40(notes) conjunctions / interjections conjunctions: connects words or groups of words coordinating: (and, but, for, nor, or, so, yet) correlative: word pairs (both…and, either… or ) interjections: word or phrase used to express emotion. (Yikes! Our project is due tomorrow.) (Well, where should we start?)
41(Practice) conjunctions / interjections Identify and label the conjunctions and/or interjections.1. Wow! I think that’s perfect and I’m beginning to understand it.2. No way! Either an all-video station would not attract enough viewers, or the producers would never fill the airtime.3. These predictions seemed reasonable, but the skeptics turned out to be wrong.4. Both singers and bands began to make more and more videos.5. Um, I forgot all about that. Oops.

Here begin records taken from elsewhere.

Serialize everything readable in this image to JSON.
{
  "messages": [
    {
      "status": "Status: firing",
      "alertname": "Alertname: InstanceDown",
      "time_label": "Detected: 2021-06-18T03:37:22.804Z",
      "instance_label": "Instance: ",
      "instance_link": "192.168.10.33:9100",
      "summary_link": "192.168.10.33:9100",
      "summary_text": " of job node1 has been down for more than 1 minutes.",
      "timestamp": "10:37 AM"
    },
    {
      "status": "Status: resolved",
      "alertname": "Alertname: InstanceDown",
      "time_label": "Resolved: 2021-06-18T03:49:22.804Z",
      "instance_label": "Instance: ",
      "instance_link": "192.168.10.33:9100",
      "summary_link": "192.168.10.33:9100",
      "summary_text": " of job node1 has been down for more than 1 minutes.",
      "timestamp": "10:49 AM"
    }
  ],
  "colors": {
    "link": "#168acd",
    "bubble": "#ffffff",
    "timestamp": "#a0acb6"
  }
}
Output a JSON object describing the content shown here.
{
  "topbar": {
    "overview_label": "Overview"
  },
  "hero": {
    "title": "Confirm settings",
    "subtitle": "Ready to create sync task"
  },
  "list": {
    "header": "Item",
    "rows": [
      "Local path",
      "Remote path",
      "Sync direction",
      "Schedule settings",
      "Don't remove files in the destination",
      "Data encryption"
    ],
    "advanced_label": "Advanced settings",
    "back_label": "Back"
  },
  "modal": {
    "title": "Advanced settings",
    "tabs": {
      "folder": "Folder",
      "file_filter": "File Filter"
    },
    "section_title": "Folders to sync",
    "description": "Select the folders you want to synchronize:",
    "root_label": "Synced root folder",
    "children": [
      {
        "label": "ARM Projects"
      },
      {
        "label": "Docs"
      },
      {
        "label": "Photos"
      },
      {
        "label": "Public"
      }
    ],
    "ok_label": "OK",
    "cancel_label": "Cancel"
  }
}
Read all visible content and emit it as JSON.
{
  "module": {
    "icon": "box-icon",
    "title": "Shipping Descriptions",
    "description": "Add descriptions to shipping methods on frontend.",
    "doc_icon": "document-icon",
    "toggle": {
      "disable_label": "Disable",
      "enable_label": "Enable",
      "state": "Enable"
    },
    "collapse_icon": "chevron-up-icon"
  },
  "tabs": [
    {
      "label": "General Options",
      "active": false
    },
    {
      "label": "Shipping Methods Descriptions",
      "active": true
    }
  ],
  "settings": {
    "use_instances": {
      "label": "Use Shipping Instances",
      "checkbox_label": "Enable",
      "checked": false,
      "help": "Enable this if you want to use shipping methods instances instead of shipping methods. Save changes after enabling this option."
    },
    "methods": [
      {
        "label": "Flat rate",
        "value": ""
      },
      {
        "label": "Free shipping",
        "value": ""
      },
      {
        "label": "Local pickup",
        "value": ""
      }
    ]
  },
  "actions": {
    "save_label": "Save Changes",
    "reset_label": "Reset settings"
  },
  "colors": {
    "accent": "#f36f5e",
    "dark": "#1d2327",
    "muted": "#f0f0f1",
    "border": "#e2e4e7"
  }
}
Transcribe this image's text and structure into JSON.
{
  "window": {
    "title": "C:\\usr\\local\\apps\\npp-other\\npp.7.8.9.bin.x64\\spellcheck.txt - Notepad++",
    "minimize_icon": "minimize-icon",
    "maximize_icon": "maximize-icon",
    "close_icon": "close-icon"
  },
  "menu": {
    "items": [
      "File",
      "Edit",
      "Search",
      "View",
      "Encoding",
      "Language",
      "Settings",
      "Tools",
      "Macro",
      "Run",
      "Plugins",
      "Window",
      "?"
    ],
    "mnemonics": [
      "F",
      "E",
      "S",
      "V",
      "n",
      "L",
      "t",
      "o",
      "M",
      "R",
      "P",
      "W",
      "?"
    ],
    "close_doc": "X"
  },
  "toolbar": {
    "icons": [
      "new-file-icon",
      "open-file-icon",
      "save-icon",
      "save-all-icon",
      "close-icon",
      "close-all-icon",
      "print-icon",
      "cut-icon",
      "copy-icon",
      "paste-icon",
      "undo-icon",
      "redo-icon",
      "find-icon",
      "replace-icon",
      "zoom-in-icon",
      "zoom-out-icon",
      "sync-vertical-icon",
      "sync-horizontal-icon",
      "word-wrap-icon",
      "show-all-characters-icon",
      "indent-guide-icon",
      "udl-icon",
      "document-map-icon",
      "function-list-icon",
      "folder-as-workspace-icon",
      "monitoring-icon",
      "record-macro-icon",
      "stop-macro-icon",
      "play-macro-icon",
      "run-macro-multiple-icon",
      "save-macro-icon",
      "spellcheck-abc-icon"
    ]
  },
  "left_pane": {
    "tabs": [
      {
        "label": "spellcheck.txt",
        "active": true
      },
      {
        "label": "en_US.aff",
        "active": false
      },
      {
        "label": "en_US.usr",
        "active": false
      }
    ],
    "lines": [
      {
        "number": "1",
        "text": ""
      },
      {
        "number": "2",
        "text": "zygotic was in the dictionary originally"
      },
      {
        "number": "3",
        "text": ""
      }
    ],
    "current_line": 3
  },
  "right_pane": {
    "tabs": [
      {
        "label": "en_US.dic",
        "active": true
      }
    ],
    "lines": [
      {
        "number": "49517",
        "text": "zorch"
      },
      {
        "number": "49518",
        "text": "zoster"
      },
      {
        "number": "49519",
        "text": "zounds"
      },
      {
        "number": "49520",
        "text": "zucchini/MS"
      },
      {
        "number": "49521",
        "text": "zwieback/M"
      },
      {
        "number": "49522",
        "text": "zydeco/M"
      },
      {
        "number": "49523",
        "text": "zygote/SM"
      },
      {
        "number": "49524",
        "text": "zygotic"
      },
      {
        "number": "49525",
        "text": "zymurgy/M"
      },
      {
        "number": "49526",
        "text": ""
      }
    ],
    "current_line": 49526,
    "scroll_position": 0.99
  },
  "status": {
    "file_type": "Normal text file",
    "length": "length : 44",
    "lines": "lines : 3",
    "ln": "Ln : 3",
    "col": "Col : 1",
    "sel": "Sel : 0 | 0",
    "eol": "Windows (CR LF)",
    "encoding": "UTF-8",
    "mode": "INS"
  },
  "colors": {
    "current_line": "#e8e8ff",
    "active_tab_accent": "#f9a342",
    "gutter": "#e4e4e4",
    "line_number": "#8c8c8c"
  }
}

43(Extra Practice)(1) I soon found out why old Chong had retired from teaching piano. (2) He was deaf. (3) “Like Beethoven!” he shouted to me. (4)“We’re both listening only in our head!” (5) And he would start to conduct his frantic silent sonatas. (6) Our lessons went like this. (7) He would open the book and point to different things, explaining their purpose:“Key! Treble! Bass! No sharps or flats! (8) So this is C major! (9) Listen now and play after me!” (10) And then he would play the C scale a few times, a simple chord, and then, as if inspired by an old, unreachable itch, he gradually added more notes and a pounding bass until the music was really something quite grand.
44(Extra Practice) 1. What is the proper noun in sentence 1? 2. Is the verb in sentence 2 an action verb or a linking verb?3. What are the personal pronouns in sentence 3?4. Is the noun in sentence 4 common or proper?5. What are the adjectives in sentence 5?6. What kind of pronoun is our in sentence 6?7. What kind of verb is would in sentence 7?8. Is this in sentence 8 a demonstrative or an interrogative pronoun?9. What are the verbs in sentence 9?10. What are the adjectives in sentence 10?
45(Extra Practice)(Identify underlined words’ part of speech.) A newspaper column from 1945 relates an amusing anecdote about Albert Einstein, the great mathematician and physicist. Einstein, (4) according to the account, played the violin as a hobby. One day, he invited Arthur Schnabel, a famous concert pianist, to join him in some informal music-making. While the two were playing a technically difficult Mozart sonata, Schnabel became quite frustrated. Finally, he could (8) neither concentrate nor control himself. He stopped playing, banged angrily on the keyboard, and exclaimed: “No, no, Albert. For heaven’s sake, can’t you count? One, two, three, four ”